"Me?" Kili asked standing up from the ground, kicking the dead body of the orc just for good measure. "Making sure your plan did not backfire. Hiding under hay, seriously? That’s the first place everyone would check in this kind of situation!" Kili snapped starting to get very annoyed by Thalurin’s attitude to this whole situation.
True, it was his fault that Thalurin had been captured with him. But without him he would have been killed last night and he thought that would count as something. Apparently not. He crouched down beside the body and started to search it for the keys, making sure to touch the creature as little as he could as he yanked the brass keys from the cloth.
"Come on, the faster we get out of here the faster you can get rid of me and continue on your life." He muttered walking over to the bars and opened the door slowly, pushing it open with as little sound as he could.
Even he knew he could be annoying at times, it was his way to cope in stressful situations but he hadn’t thought that someone would actually purely hate him for it.
Shaking his head a bit he pocketed the keys just in case, and frowned thoughtfully. Going disarmed would be stupid.
His eyes scanned the lowly lit area, fires from the torches illuminating the pathway with a pale orange glow. Finding a poorly made spear from one of the barrers Kili yanked it to himself. It would be probably hard to use but better than nothing.

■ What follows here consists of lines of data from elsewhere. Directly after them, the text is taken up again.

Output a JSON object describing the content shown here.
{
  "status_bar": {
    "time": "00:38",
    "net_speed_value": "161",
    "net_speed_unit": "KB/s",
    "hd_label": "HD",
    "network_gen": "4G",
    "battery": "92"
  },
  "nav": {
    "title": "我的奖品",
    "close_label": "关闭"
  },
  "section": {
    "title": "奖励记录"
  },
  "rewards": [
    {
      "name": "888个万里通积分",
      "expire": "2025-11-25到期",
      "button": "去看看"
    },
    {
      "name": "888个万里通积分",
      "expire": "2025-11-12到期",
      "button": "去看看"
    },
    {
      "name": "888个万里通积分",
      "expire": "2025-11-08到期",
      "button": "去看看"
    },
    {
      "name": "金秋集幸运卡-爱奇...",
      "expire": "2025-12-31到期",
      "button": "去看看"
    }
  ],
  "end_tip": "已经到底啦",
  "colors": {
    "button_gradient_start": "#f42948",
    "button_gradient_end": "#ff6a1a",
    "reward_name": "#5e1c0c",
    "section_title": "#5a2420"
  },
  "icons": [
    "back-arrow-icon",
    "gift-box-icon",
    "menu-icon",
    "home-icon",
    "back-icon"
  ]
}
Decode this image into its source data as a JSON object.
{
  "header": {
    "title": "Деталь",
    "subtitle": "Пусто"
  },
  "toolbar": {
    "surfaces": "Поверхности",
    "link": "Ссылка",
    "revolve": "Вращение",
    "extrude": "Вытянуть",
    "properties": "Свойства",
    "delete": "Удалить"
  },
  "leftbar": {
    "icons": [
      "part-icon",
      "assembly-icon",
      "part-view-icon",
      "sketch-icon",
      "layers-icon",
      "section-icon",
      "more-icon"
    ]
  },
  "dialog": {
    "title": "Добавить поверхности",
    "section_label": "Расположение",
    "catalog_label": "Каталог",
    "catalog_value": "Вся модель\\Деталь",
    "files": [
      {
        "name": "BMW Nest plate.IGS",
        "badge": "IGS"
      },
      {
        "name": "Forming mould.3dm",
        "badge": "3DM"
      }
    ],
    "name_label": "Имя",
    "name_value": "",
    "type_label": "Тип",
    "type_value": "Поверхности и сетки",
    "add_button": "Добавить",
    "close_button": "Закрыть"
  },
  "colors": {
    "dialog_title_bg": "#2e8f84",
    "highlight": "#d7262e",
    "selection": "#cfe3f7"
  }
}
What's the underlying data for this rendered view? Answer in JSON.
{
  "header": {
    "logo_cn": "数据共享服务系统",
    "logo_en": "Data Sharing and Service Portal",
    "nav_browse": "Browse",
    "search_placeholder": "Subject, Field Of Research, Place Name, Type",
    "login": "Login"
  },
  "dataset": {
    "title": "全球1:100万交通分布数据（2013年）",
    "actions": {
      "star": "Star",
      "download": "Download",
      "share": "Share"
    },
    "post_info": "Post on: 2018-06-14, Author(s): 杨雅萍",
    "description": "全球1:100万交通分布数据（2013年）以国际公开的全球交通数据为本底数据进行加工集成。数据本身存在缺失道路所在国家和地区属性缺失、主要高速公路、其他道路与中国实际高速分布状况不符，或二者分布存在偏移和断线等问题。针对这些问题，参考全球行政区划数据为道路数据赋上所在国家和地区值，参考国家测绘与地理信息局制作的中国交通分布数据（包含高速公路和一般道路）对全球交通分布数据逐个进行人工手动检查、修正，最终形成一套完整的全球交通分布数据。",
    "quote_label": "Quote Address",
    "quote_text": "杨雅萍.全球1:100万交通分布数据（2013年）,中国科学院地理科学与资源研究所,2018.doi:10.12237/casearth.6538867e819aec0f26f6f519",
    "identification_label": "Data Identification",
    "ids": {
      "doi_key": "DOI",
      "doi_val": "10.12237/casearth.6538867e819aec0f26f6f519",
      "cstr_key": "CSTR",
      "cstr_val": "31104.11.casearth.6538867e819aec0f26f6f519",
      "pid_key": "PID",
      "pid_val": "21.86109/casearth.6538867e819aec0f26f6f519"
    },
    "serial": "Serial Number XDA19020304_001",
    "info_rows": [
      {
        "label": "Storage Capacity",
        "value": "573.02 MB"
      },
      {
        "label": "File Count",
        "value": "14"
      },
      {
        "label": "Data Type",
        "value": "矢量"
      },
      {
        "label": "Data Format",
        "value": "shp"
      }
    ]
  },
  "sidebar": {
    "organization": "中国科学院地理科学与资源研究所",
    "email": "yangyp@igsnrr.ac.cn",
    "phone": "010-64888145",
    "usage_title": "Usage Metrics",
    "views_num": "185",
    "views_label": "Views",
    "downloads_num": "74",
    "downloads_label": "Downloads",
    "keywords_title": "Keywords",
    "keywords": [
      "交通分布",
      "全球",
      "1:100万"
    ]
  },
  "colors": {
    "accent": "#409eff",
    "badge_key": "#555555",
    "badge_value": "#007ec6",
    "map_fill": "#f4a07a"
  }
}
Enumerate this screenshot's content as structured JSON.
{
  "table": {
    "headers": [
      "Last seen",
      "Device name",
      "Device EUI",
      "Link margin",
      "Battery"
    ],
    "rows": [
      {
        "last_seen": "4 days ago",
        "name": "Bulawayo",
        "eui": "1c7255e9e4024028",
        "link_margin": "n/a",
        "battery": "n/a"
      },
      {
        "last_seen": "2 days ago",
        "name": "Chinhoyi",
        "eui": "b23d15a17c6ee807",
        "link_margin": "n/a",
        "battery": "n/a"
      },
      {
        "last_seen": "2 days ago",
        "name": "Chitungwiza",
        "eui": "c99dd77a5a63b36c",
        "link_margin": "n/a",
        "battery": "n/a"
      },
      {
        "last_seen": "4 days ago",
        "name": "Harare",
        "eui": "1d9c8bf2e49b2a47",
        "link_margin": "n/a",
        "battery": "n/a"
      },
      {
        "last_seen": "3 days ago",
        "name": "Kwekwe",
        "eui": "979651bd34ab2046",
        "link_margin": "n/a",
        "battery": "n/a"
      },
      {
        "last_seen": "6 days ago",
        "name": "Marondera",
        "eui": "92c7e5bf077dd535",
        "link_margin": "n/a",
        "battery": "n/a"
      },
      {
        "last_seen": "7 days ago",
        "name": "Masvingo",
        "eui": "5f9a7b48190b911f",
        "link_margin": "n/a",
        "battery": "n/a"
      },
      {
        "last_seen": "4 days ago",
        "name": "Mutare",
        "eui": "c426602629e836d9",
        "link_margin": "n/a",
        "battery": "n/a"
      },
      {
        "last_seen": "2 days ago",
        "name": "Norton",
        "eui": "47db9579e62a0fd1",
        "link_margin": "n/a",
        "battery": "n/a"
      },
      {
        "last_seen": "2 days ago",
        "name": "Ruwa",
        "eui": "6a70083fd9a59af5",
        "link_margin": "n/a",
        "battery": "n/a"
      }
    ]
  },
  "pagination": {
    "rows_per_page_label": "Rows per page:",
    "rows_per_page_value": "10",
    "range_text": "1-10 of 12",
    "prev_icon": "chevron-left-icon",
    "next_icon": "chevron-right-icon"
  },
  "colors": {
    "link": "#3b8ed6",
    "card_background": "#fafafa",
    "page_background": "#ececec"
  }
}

Glancing behind him he made sure Thalurin was still somewhere close before he started to creep forward, knowing they had only little time to find the exit before being discovered.
Thalurin had never fathomed himself an expressly proud person when it came down to the opinions and objections of others encompassing his being, least of all from his own employers and the raucous, simpleminded dolts they christened as ‘valued customers’, but it seemed the Prince strode within another plane of existence entirely from the god-forsaken rabble that nettled his patience like barbs - for none seemed to have come as close to eliciting such frustration out of him as the dwarf now bruising his pride with the blunt, stinging words of disapproval at his actions.
"If you hadn’t noticed," Thalurin hissed out through gritted teeth, bent ever-so-slightly at the waist so he stood at a more even level to his shorter partner, "I convinced the orc to come into our cell. What would you have done?” He enquired, his tone ebbing to that of a low growl the nearer they walked to the mouth of the tunnel, “Invited that thing over to have a leisurely conversation? Oh! How’s our ransom coming along?” Thalurin mocked, his darkened eyes nary straying from Kili’s frame as he chided.
An audible wheezing, akin to that of water touching the skin of heated iron, reverberated up from somewhere in the mines, and Thalurin hushed to peer into the shadows and get some sense as to what he was hearing. It was possible the orc’s had fashioned a smithy, something more or less appropriate for constructing their own brand of crude mish-mash weaponry with, but unless he and Kili investigated further it was nye on impossible to tell what the sound was, or even where it was coming from.
"At the risk of sounding like you: You’re a dwarf," Thalurin began, "Does that sound like metalwork to you? I heard it before…when we were first locked up, and during the night, but the orc’s wouldn’t be foolish enough-" He paused mid-sentence to consider the vast number of dim-witted individuals - one of whom was stood close by to him, mere inches away - of who he’d bore the misfortune of encountering within his lifetime, "Then again." He amended as he regarded Kili, gaze still shaded beneath an intense wariness, but no longer impassioned by a wounded esteem.
Thalurin loathed to seek the Prince’s opinion on the matter but there was no hiding from the fact that Kili, as dwarven royalty, would be all too familiar with the sights and sounds that accompanied a blacksmith’s hazy quarters. He himself had learned in many human smithy’s the trade of creating weapons and armour but this, he imagined, meant nothing to someone who had been born into a culture dedicated to the art of forging and crafting, and Thalurin would be as much a fool as the orc’s if he didn’t look to Kili’s council now to determine if the gamble would be worth their while.
No matter how harrowingly irritating Kili may be, Thalurin would not allow his dislike of the dwarf to be the cause of their failure.